# [About this exercise]
Please repeat each line from the one holding "Parse this screenshot: output" through the final line of the data, exactly as it stands, with no pictures.

[Dataset rows for apps and sites]
============

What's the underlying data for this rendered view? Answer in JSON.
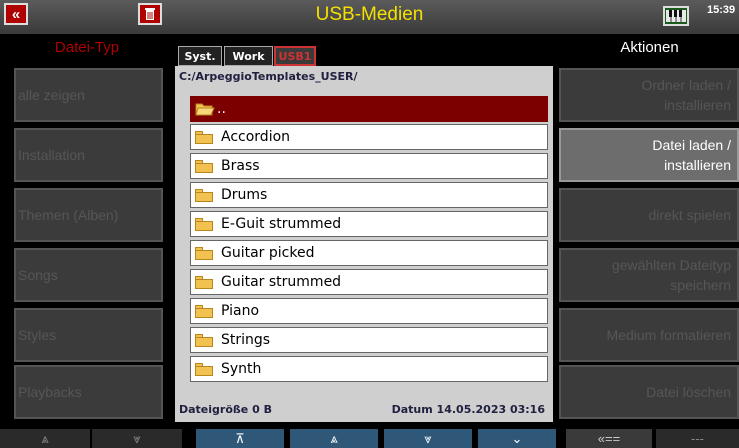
{
  "header": {
    "title": "USB-Medien",
    "clock": "15:39",
    "back_label": "«",
    "trash_icon": "trash-icon",
    "keyboard_icon": "keyboard-icon"
  },
  "left_panel": {
    "header": "Datei-Typ",
    "items": [
      {
        "label": "alle zeigen"
      },
      {
        "label": "Installation"
      },
      {
        "label": "Themen (Alben)"
      },
      {
        "label": "Songs"
      },
      {
        "label": "Styles"
      },
      {
        "label": "Playbacks"
      }
    ]
  },
  "right_panel": {
    "header": "Aktionen",
    "items": [
      {
        "line1": "Ordner laden /",
        "line2": "installieren",
        "active": false
      },
      {
        "line1": "Datei laden /",
        "line2": "installieren",
        "active": true
      },
      {
        "line1": "direkt spielen",
        "line2": "",
        "active": false
      },
      {
        "line1": "gewählten Dateityp",
        "line2": "speichern",
        "active": false
      },
      {
        "line1": "Medium formatieren",
        "line2": "",
        "active": false
      },
      {
        "line1": "Datei löschen",
        "line2": "",
        "active": false
      }
    ]
  },
  "tabs": [
    {
      "label": "Syst."
    },
    {
      "label": "Work"
    },
    {
      "label": "USB1"
    }
  ],
  "browser": {
    "path": "C:/ArpeggioTemplates_USER/",
    "up_label": "..",
    "folders": [
      "Accordion",
      "Brass",
      "Drums",
      "E-Guit strummed",
      "Guitar picked",
      "Guitar strummed",
      "Piano",
      "Strings",
      "Synth"
    ],
    "file_size": "Dateigröße 0 B",
    "date": "Datum 14.05.2023  03:16"
  },
  "bottom_bar": {
    "btn1": "⩓",
    "btn2": "⩔",
    "btn3": "⊼",
    "btn4": "⩓",
    "btn5": "⩔",
    "btn6": "⌄",
    "btn7": "«==",
    "btn8": "---"
  },
  "colors": {
    "accent_red": "#b00000",
    "title_yellow": "#f5e000",
    "selected_row": "#7d0000",
    "nav_blue": "#2f5878"
  }
}
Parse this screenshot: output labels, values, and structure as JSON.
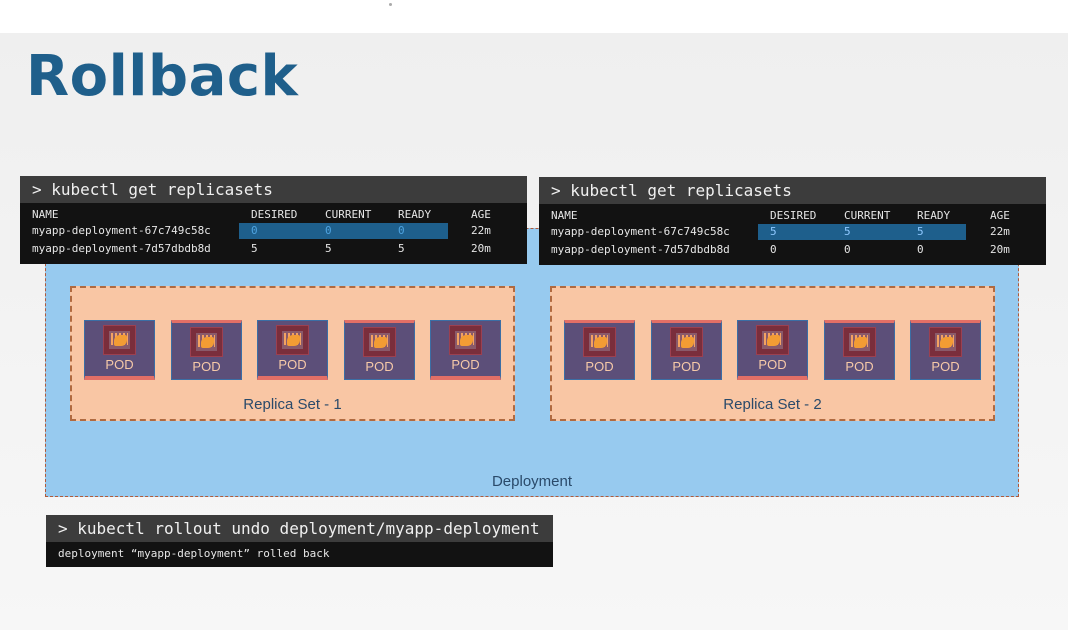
{
  "slide": {
    "title": "Rollback"
  },
  "left_terminal": {
    "command": "> kubectl get replicasets",
    "headers": [
      "NAME",
      "DESIRED",
      "CURRENT",
      "READY",
      "AGE"
    ],
    "rows": [
      [
        "myapp-deployment-67c749c58c",
        "0",
        "0",
        "0",
        "22m"
      ],
      [
        "myapp-deployment-7d57dbdb8d",
        "5",
        "5",
        "5",
        "20m"
      ]
    ]
  },
  "right_terminal": {
    "command": "> kubectl get replicasets",
    "headers": [
      "NAME",
      "DESIRED",
      "CURRENT",
      "READY",
      "AGE"
    ],
    "rows": [
      [
        "myapp-deployment-67c749c58c",
        "5",
        "5",
        "5",
        "22m"
      ],
      [
        "myapp-deployment-7d57dbdb8d",
        "0",
        "0",
        "0",
        "20m"
      ]
    ]
  },
  "deployment": {
    "label": "Deployment",
    "replica_sets": [
      {
        "label": "Replica Set - 1",
        "pods": [
          "POD",
          "POD",
          "POD",
          "POD",
          "POD"
        ]
      },
      {
        "label": "Replica Set - 2",
        "pods": [
          "POD",
          "POD",
          "POD",
          "POD",
          "POD"
        ]
      }
    ]
  },
  "undo_terminal": {
    "command": "> kubectl rollout undo deployment/myapp-deployment",
    "output": "deployment “myapp-deployment” rolled back"
  },
  "colors": {
    "title": "#1f5f8b",
    "deployment_bg": "#97caef",
    "replicaset_bg": "#f9c6a4",
    "pod_bg": "#5c4f79",
    "highlight": "#1e5f8c"
  },
  "icons": {
    "pod": "python-pod-icon"
  }
}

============

# [Exercise solution]
Parse this screenshot: output labels, values, and structure as JSON.
{
  "slide": {
    "title": "Rollback"
  },
  "left_terminal": {
    "command": "> kubectl get replicasets",
    "headers": [
      "NAME",
      "DESIRED",
      "CURRENT",
      "READY",
      "AGE"
    ],
    "rows": [
      [
        "myapp-deployment-67c749c58c",
        "0",
        "0",
        "0",
        "22m"
      ],
      [
        "myapp-deployment-7d57dbdb8d",
        "5",
        "5",
        "5",
        "20m"
      ]
    ]
  },
  "right_terminal": {
    "command": "> kubectl get replicasets",
    "headers": [
      "NAME",
      "DESIRED",
      "CURRENT",
      "READY",
      "AGE"
    ],
    "rows": [
      [
        "myapp-deployment-67c749c58c",
        "5",
        "5",
        "5",
        "22m"
      ],
      [
        "myapp-deployment-7d57dbdb8d",
        "0",
        "0",
        "0",
        "20m"
      ]
    ]
  },
  "deployment": {
    "label": "Deployment",
    "replica_sets": [
      {
        "label": "Replica Set - 1",
        "pods": [
          "POD",
          "POD",
          "POD",
          "POD",
          "POD"
        ]
      },
      {
        "label": "Replica Set - 2",
        "pods": [
          "POD",
          "POD",
          "POD",
          "POD",
          "POD"
        ]
      }
    ]
  },
  "undo_terminal": {
    "command": "> kubectl rollout undo deployment/myapp-deployment",
    "output": "deployment “myapp-deployment” rolled back"
  },
  "colors": {
    "title": "#1f5f8b",
    "deployment_bg": "#97caef",
    "replicaset_bg": "#f9c6a4",
    "pod_bg": "#5c4f79",
    "highlight": "#1e5f8c"
  },
  "icons": {
    "pod": "python-pod-icon"
  }
}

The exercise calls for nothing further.